Task to complete:
Lines containing the word "test" are to be copied from the data below.

(Items from an interface collection)
........

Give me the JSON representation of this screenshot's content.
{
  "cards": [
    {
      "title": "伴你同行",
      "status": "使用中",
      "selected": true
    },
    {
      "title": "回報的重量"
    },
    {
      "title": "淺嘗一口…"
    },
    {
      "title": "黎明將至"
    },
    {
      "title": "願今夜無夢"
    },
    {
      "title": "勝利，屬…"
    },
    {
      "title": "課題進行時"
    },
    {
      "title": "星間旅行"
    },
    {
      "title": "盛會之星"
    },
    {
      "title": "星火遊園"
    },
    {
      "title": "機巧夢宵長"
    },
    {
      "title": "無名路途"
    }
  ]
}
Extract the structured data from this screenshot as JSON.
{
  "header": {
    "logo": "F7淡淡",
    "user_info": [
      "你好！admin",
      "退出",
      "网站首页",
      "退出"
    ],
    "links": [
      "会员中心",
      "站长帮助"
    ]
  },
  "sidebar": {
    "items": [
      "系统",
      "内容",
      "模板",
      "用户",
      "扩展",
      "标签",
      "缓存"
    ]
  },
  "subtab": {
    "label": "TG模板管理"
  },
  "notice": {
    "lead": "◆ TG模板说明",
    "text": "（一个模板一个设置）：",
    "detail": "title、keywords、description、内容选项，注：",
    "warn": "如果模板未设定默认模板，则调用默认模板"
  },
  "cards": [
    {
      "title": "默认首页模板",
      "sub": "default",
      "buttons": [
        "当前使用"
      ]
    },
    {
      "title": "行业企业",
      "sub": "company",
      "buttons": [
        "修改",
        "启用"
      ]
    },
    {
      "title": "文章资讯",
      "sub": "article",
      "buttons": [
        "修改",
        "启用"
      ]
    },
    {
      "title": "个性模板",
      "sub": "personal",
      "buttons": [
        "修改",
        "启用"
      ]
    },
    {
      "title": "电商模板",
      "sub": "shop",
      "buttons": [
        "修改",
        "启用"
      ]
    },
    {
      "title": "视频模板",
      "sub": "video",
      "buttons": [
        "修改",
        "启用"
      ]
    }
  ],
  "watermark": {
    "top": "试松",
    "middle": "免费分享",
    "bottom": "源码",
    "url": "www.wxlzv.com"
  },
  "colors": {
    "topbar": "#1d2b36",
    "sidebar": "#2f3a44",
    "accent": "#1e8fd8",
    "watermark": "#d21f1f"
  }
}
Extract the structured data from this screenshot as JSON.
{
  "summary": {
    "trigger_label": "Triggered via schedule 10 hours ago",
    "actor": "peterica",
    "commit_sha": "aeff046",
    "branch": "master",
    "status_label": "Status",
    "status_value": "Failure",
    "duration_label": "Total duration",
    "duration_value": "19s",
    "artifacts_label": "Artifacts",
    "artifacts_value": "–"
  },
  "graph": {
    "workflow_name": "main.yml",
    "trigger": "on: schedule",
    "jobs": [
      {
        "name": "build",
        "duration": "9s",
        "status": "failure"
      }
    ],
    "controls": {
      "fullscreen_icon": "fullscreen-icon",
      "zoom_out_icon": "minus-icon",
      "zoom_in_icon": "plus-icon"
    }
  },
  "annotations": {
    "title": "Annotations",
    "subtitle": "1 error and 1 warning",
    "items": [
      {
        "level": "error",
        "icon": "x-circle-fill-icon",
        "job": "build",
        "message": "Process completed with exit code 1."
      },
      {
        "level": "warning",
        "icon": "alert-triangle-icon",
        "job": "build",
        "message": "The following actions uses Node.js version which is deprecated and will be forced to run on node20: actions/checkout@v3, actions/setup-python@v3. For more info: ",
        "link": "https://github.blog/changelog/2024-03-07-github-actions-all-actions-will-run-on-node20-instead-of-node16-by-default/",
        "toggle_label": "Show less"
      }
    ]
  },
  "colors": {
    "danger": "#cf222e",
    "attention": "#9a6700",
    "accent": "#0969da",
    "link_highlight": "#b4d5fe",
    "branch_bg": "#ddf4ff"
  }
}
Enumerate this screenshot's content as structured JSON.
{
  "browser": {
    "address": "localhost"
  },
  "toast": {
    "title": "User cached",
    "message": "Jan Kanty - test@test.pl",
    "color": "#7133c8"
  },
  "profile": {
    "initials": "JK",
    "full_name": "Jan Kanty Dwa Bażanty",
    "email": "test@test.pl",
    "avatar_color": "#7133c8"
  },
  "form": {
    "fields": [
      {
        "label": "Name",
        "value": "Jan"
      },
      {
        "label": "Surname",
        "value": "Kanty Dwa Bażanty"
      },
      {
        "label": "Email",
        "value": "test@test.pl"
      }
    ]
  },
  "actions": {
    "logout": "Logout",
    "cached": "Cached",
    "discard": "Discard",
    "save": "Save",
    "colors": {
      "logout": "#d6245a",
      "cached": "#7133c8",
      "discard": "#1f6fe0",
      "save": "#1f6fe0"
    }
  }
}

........

Written answer:
    "message": "Jan Kanty - test@test.pl",
    "email": "test@test.pl",
        "value": "test@test.pl"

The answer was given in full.